He is getting experience at both positions... post and poing... heck, he is already helping to bring the ball up the floor and get the offense started at times.... then he goes into the post and plays there.... a great experience for him.
Be patient, tell your son to enjoy the game and learn as much as he can about playing... who knows where he might end up after all is said and done.
Josh: Definately don't try and force your way into the paint if there is a lot of traffic pick your spots. If the lane is open you can try going to the rim but this will be most effective in opening up your mid-range game. Watch this video of Sam Cassell giving you some pointers on how create separation for your mid-ranger and out of the post. ( http://www.youtube.com/watch?v=PTX67oKzjUA )
i really found this article very useful. I am 14years old, 6 foot even and a girl. I have always played post since i started playing at the age of 5. I am comfortable playing with my back to the basket an d i can get just about every rebound. My coach i always worried that one of the hits i take will hurt me. i am used tto it though, i get banged up alot. Playing post is very tiring running baseline to baseline. My coach usually plays me for the whole game, i only sit for a total of 2 minutes. I have more responsiblities in practice too. I have to teach the younger girls how to be a good post player. I love it even though it is alot of hard work.
I am a huge high school basketball fan, and I love to see players develop. Especially in the post! So many teams are lacking in this area, and rarely are the coaches even knowledgeable in this field because the majority have never PLAYED in the post. I've seen many kids suffering in the post over the years, and I believe something like Break Through Basketball can help these coaches fill in the holes! Good job guys.....
I wont disagree with you but a lot of schools don't have a true post player... and IF the are lucky enough to have ONE, the D collapses on them quickly... makes it tough to be successful down there.

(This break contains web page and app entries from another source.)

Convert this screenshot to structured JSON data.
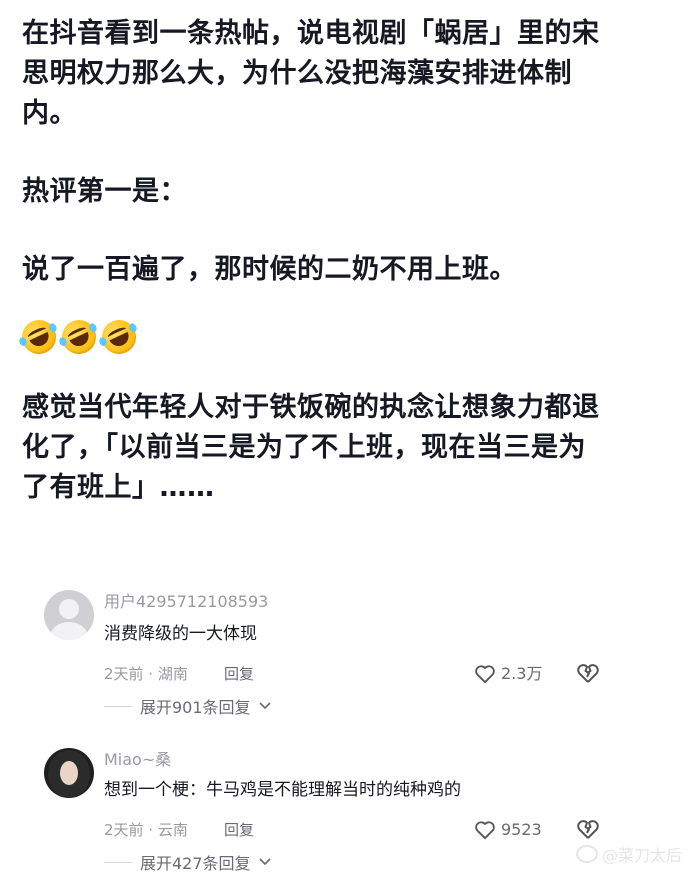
{
  "post": {
    "paragraph1_line1": "在抖音看到一条热帖，说电视剧「蜗居」里的宋",
    "paragraph1_line2": "思明权力那么大，为什么没把海藻安排进体制",
    "paragraph1_line3": "内。",
    "paragraph2": "热评第一是：",
    "paragraph3": "说了一百遍了，那时候的二奶不用上班。",
    "emoji": "rolling-on-floor-laughing",
    "paragraph4_line1": "感觉当代年轻人对于铁饭碗的执念让想象力都退",
    "paragraph4_line2": "化了，「以前当三是为了不上班，现在当三是为",
    "paragraph4_line3": "了有班上」……"
  },
  "comments": [
    {
      "username": "用户4295712108593",
      "text": "消费降级的一大体现",
      "time_location": "2天前 · 湖南",
      "reply_label": "回复",
      "likes": "2.3万",
      "expand_label": "展开901条回复",
      "avatar": "default-gray-avatar"
    },
    {
      "username": "Miao~桑",
      "text": "想到一个梗：牛马鸡是不能理解当时的纯种鸡的",
      "time_location": "2天前 · 云南",
      "reply_label": "回复",
      "likes": "9523",
      "expand_label": "展开427条回复",
      "avatar": "photo-avatar"
    }
  ],
  "watermark": "@菜刀太后",
  "colors": {
    "text": "#161823",
    "meta": "#9a9aa0",
    "emoji": "#ffc21a"
  }
}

I went from being an inside oriented coach to a permiter guy, just because of that. I've gone to several practices since I retired and they work on it, but when you are 6'2 and they are 6'5 / 6'6, you are at a big disadvantage.... and it seems like the 3 ball is the thing of todays game.... either that or take the ball to the hole... score or kick it out.